▸ **Data records**:
= Beginning of Section =

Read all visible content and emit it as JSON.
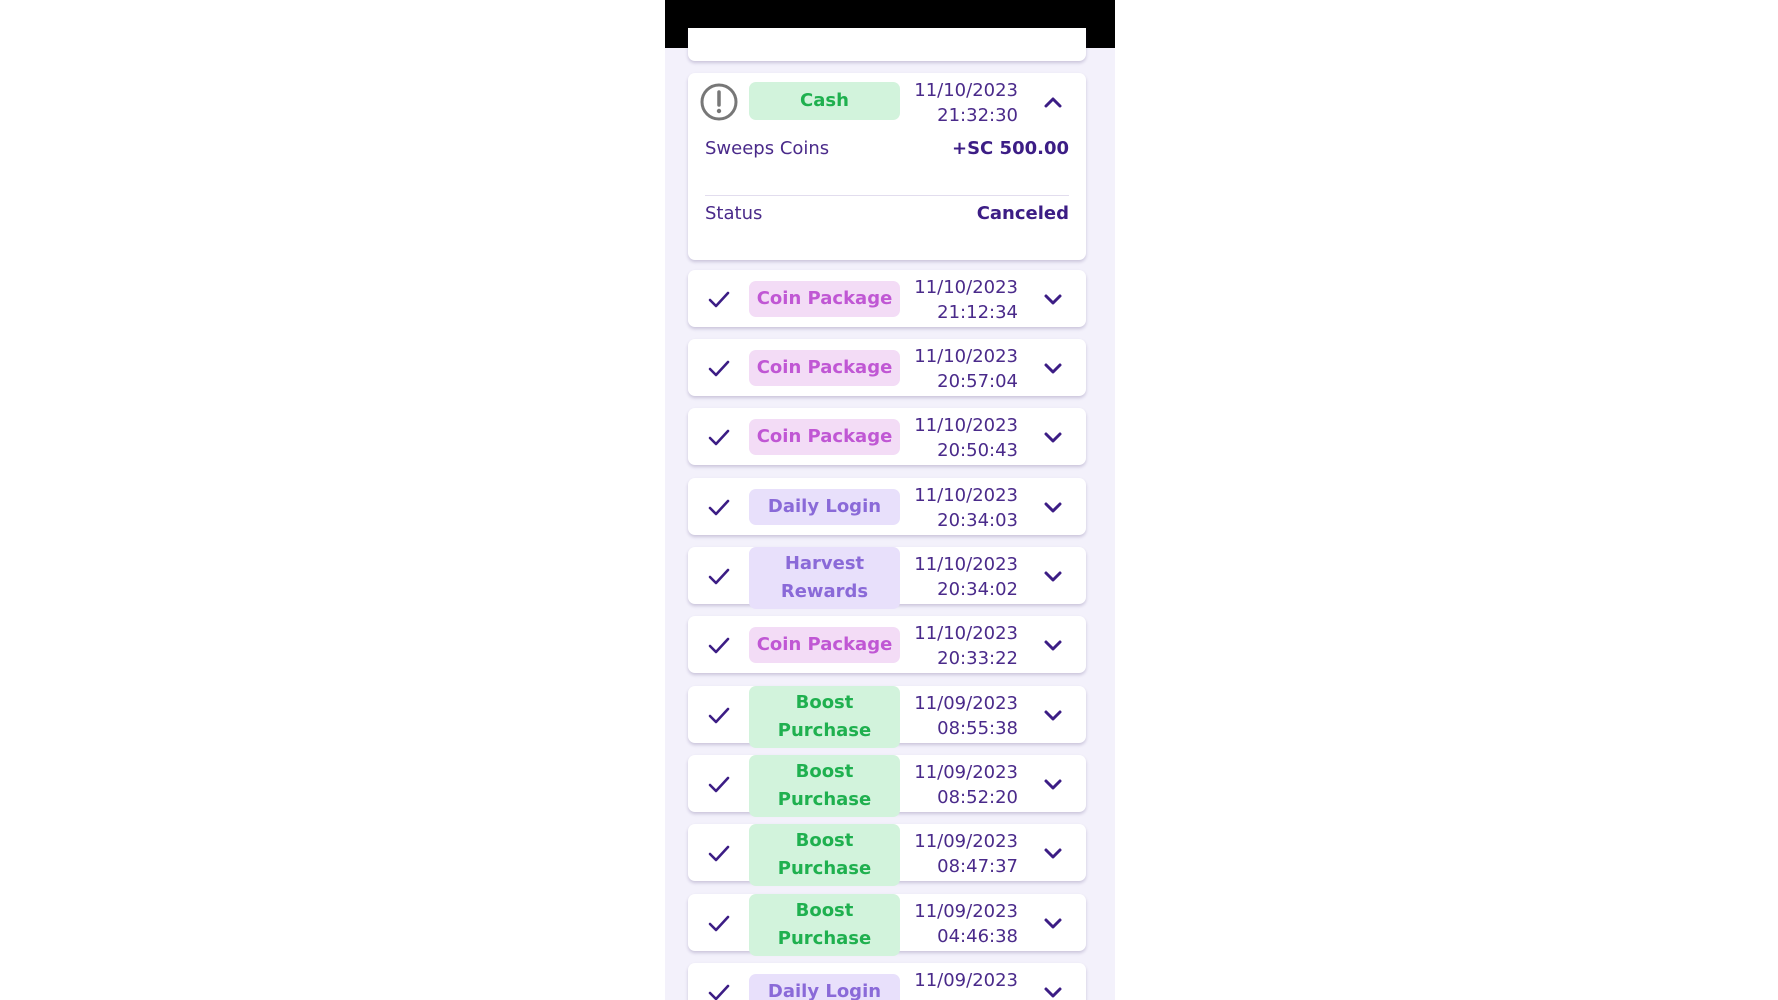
{
  "transaction_history": {
    "expanded": {
      "type": "Cash",
      "date": "11/10/2023",
      "time": "21:32:30",
      "details": {
        "coins_label": "Sweeps Coins",
        "coins_value": "+SC 500.00",
        "status_label": "Status",
        "status_value": "Canceled"
      }
    },
    "rows": [
      {
        "type": "Coin Package",
        "date": "11/10/2023",
        "time": "21:12:34"
      },
      {
        "type": "Coin Package",
        "date": "11/10/2023",
        "time": "20:57:04"
      },
      {
        "type": "Coin Package",
        "date": "11/10/2023",
        "time": "20:50:43"
      },
      {
        "type": "Daily Login",
        "date": "11/10/2023",
        "time": "20:34:03"
      },
      {
        "type": "Harvest Rewards",
        "date": "11/10/2023",
        "time": "20:34:02"
      },
      {
        "type": "Coin Package",
        "date": "11/10/2023",
        "time": "20:33:22"
      },
      {
        "type": "Boost Purchase",
        "date": "11/09/2023",
        "time": "08:55:38"
      },
      {
        "type": "Boost Purchase",
        "date": "11/09/2023",
        "time": "08:52:20"
      },
      {
        "type": "Boost Purchase",
        "date": "11/09/2023",
        "time": "08:47:37"
      },
      {
        "type": "Boost Purchase",
        "date": "11/09/2023",
        "time": "04:46:38"
      },
      {
        "type": "Daily Login",
        "date": "11/09/2023",
        "time": ""
      }
    ]
  },
  "colors": {
    "accent": "#4a2a8a",
    "cash_green": "#1fb04f",
    "coin_pink": "#c057d4",
    "daily_purple": "#8a6ad8"
  },
  "icons": {
    "expanded_status": "alert-circle-icon",
    "row_status": "check-icon",
    "expanded_toggle": "chevron-up-icon",
    "row_toggle": "chevron-down-icon"
  }
}
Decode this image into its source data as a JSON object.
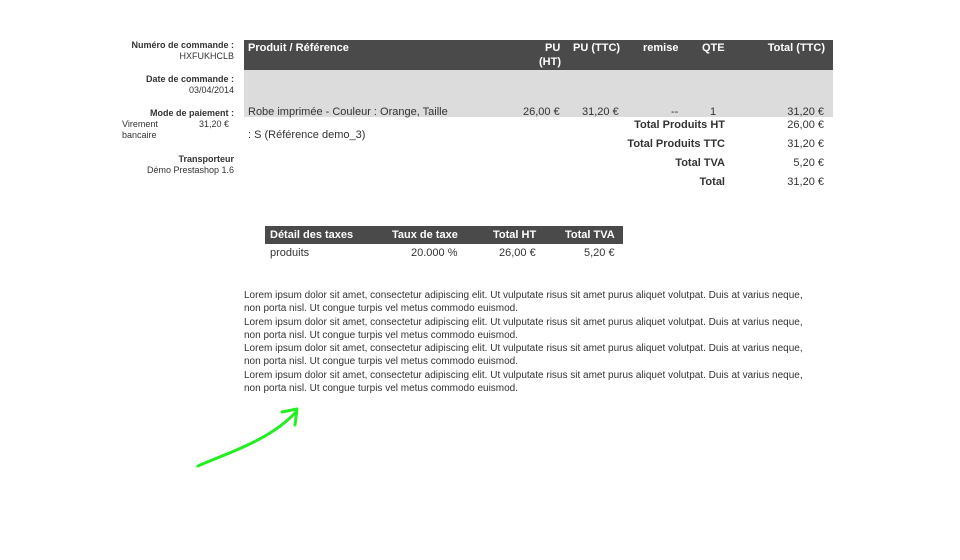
{
  "order": {
    "number_label": "Numéro de commande :",
    "number": "HXFUKHCLB",
    "date_label": "Date de commande :",
    "date": "03/04/2014",
    "payment_label": "Mode de paiement :",
    "payment_method": "Virement bancaire",
    "payment_amount": "31,20 €",
    "carrier_label": "Transporteur",
    "carrier": "Démo Prestashop 1.6"
  },
  "products_table": {
    "headers": {
      "product": "Produit / Référence",
      "pu_ht_1": "PU",
      "pu_ht_2": "(HT)",
      "pu_ttc": "PU (TTC)",
      "remise": "remise",
      "qte": "QTE",
      "total_ttc": "Total (TTC)"
    },
    "row": {
      "product_line1": "Robe imprimée - Couleur : Orange, Taille",
      "product_line2": ": S (Référence demo_3)",
      "pu_ht": "26,00 €",
      "pu_ttc": "31,20 €",
      "remise": "--",
      "qte": "1",
      "total": "31,20 €"
    }
  },
  "totals": [
    {
      "label": "Total Produits HT",
      "value": "26,00 €"
    },
    {
      "label": "Total Produits TTC",
      "value": "31,20 €"
    },
    {
      "label": "Total TVA",
      "value": "5,20 €"
    },
    {
      "label": "Total",
      "value": "31,20 €"
    }
  ],
  "tax_table": {
    "headers": {
      "detail": "Détail des taxes",
      "rate": "Taux de taxe",
      "total_ht": "Total HT",
      "total_tva": "Total TVA"
    },
    "row": {
      "detail": "produits",
      "rate": "20.000 %",
      "total_ht": "26,00 €",
      "total_tva": "5,20 €"
    }
  },
  "lorem": [
    "Lorem ipsum dolor sit amet, consectetur adipiscing elit. Ut vulputate risus sit amet purus aliquet volutpat. Duis at varius neque, non porta nisl. Ut congue turpis vel metus commodo euismod.",
    "Lorem ipsum dolor sit amet, consectetur adipiscing elit. Ut vulputate risus sit amet purus aliquet volutpat. Duis at varius neque, non porta nisl. Ut congue turpis vel metus commodo euismod.",
    "Lorem ipsum dolor sit amet, consectetur adipiscing elit. Ut vulputate risus sit amet purus aliquet volutpat. Duis at varius neque, non porta nisl. Ut congue turpis vel metus commodo euismod.",
    "Lorem ipsum dolor sit amet, consectetur adipiscing elit. Ut vulputate risus sit amet purus aliquet volutpat. Duis at varius neque, non porta nisl. Ut congue turpis vel metus commodo euismod."
  ],
  "colors": {
    "header_bg": "#4a4a4a",
    "row_bg": "#dcdcdc",
    "arrow": "#22ee22"
  }
}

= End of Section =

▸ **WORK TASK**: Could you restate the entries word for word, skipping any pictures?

▸ **WRITTEN SOLUTION**:
Read all visible content and emit it as JSON.
{
  "transaction_history": {
    "expanded": {
      "type": "Cash",
      "date": "11/10/2023",
      "time": "21:32:30",
      "details": {
        "coins_label": "Sweeps Coins",
        "coins_value": "+SC 500.00",
        "status_label": "Status",
        "status_value": "Canceled"
      }
    },
    "rows": [
      {
        "type": "Coin Package",
        "date": "11/10/2023",
        "time": "21:12:34"
      },
      {
        "type": "Coin Package",
        "date": "11/10/2023",
        "time": "20:57:04"
      },
      {
        "type": "Coin Package",
        "date": "11/10/2023",
        "time": "20:50:43"
      },
      {
        "type": "Daily Login",
        "date": "11/10/2023",
        "time": "20:34:03"
      },
      {
        "type": "Harvest Rewards",
        "date": "11/10/2023",
        "time": "20:34:02"
      },
      {
        "type": "Coin Package",
        "date": "11/10/2023",
        "time": "20:33:22"
      },
      {
        "type": "Boost Purchase",
        "date": "11/09/2023",
        "time": "08:55:38"
      },
      {
        "type": "Boost Purchase",
        "date": "11/09/2023",
        "time": "08:52:20"
      },
      {
        "type": "Boost Purchase",
        "date": "11/09/2023",
        "time": "08:47:37"
      },
      {
        "type": "Boost Purchase",
        "date": "11/09/2023",
        "time": "04:46:38"
      },
      {
        "type": "Daily Login",
        "date": "11/09/2023",
        "time": ""
      }
    ]
  },
  "colors": {
    "accent": "#4a2a8a",
    "cash_green": "#1fb04f",
    "coin_pink": "#c057d4",
    "daily_purple": "#8a6ad8"
  },
  "icons": {
    "expanded_status": "alert-circle-icon",
    "row_status": "check-icon",
    "expanded_toggle": "chevron-up-icon",
    "row_toggle": "chevron-down-icon"
  }
}
Decode this image into its source data as a JSON object.
{
  "order": {
    "number_label": "Numéro de commande :",
    "number": "HXFUKHCLB",
    "date_label": "Date de commande :",
    "date": "03/04/2014",
    "payment_label": "Mode de paiement :",
    "payment_method": "Virement bancaire",
    "payment_amount": "31,20 €",
    "carrier_label": "Transporteur",
    "carrier": "Démo Prestashop 1.6"
  },
  "products_table": {
    "headers": {
      "product": "Produit / Référence",
      "pu_ht_1": "PU",
      "pu_ht_2": "(HT)",
      "pu_ttc": "PU (TTC)",
      "remise": "remise",
      "qte": "QTE",
      "total_ttc": "Total (TTC)"
    },
    "row": {
      "product_line1": "Robe imprimée - Couleur : Orange, Taille",
      "product_line2": ": S (Référence demo_3)",
      "pu_ht": "26,00 €",
      "pu_ttc": "31,20 €",
      "remise": "--",
      "qte": "1",
      "total": "31,20 €"
    }
  },
  "totals": [
    {
      "label": "Total Produits HT",
      "value": "26,00 €"
    },
    {
      "label": "Total Produits TTC",
      "value": "31,20 €"
    },
    {
      "label": "Total TVA",
      "value": "5,20 €"
    },
    {
      "label": "Total",
      "value": "31,20 €"
    }
  ],
  "tax_table": {
    "headers": {
      "detail": "Détail des taxes",
      "rate": "Taux de taxe",
      "total_ht": "Total HT",
      "total_tva": "Total TVA"
    },
    "row": {
      "detail": "produits",
      "rate": "20.000 %",
      "total_ht": "26,00 €",
      "total_tva": "5,20 €"
    }
  },
  "lorem": [
    "Lorem ipsum dolor sit amet, consectetur adipiscing elit. Ut vulputate risus sit amet purus aliquet volutpat. Duis at varius neque, non porta nisl. Ut congue turpis vel metus commodo euismod.",
    "Lorem ipsum dolor sit amet, consectetur adipiscing elit. Ut vulputate risus sit amet purus aliquet volutpat. Duis at varius neque, non porta nisl. Ut congue turpis vel metus commodo euismod.",
    "Lorem ipsum dolor sit amet, consectetur adipiscing elit. Ut vulputate risus sit amet purus aliquet volutpat. Duis at varius neque, non porta nisl. Ut congue turpis vel metus commodo euismod.",
    "Lorem ipsum dolor sit amet, consectetur adipiscing elit. Ut vulputate risus sit amet purus aliquet volutpat. Duis at varius neque, non porta nisl. Ut congue turpis vel metus commodo euismod."
  ],
  "colors": {
    "header_bg": "#4a4a4a",
    "row_bg": "#dcdcdc",
    "arrow": "#22ee22"
  }
}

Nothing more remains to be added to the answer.